> **What the task asks**: Every line that contains the word "image" should be copied from the records below.

> **Information supplied**:
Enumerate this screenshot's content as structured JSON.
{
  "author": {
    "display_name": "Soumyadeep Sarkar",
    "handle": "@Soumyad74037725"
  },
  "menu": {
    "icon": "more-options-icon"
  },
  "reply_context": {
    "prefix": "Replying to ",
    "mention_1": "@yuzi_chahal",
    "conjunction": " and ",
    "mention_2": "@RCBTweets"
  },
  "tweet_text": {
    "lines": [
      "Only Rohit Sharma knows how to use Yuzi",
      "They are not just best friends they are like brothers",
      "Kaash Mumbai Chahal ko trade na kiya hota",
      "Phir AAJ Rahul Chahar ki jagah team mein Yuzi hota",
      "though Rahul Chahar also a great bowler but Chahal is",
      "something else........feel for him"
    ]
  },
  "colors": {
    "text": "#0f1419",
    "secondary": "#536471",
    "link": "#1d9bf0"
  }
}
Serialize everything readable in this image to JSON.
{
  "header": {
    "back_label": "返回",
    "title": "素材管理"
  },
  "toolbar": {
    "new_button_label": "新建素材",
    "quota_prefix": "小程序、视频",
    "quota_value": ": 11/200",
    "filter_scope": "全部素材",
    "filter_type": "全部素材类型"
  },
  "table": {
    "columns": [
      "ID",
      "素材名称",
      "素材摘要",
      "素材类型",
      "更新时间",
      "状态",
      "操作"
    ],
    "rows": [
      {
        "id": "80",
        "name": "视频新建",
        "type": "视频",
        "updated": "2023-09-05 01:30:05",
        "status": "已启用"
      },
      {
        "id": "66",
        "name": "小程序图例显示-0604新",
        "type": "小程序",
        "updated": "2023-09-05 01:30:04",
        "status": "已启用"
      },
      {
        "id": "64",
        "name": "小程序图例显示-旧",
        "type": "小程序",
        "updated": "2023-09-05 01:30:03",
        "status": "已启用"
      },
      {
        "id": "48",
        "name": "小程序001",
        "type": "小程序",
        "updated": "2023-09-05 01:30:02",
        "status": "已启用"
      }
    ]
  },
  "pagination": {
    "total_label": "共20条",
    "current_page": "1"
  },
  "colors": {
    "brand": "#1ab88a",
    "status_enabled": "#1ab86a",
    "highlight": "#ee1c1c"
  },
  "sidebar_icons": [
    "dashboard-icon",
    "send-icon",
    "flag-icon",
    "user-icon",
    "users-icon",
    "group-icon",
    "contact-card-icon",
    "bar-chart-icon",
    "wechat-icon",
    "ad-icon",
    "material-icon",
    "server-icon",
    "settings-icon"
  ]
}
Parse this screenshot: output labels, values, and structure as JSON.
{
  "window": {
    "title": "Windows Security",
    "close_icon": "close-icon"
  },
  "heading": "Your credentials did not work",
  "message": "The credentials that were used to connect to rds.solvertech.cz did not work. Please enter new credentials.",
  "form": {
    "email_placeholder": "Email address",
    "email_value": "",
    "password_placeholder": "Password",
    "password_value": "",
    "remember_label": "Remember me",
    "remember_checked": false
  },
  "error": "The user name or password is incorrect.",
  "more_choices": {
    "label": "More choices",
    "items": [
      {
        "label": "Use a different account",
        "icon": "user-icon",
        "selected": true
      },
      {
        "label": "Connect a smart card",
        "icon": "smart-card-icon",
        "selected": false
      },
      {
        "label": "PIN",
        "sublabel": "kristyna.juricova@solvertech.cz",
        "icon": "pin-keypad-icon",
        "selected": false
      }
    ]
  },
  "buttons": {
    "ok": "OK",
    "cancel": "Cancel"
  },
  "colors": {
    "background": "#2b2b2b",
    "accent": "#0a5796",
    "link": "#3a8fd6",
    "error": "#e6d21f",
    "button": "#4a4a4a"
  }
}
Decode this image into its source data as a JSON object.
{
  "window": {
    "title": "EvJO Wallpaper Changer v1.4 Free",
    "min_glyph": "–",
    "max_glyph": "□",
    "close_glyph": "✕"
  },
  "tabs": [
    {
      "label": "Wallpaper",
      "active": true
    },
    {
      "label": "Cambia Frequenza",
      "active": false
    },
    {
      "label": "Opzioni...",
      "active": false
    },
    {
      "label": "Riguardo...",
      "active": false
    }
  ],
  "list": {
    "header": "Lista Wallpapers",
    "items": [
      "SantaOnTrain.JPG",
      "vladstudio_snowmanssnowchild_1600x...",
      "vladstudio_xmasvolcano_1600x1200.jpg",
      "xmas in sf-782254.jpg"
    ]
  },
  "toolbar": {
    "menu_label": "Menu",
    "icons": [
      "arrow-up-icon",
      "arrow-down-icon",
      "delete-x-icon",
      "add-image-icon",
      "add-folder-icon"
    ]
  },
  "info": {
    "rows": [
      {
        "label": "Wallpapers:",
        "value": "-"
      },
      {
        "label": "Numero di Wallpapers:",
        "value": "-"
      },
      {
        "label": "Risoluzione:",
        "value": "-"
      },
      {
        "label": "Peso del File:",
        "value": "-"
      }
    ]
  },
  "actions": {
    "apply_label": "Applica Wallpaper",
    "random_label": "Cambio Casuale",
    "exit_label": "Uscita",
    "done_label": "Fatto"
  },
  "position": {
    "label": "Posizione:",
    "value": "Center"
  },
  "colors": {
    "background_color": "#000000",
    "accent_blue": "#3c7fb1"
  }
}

> **Solution to the problem**:
Serialize everything readable in this image to JSON.
Decode this image into its source data as a JSON object.
      "add-image-icon",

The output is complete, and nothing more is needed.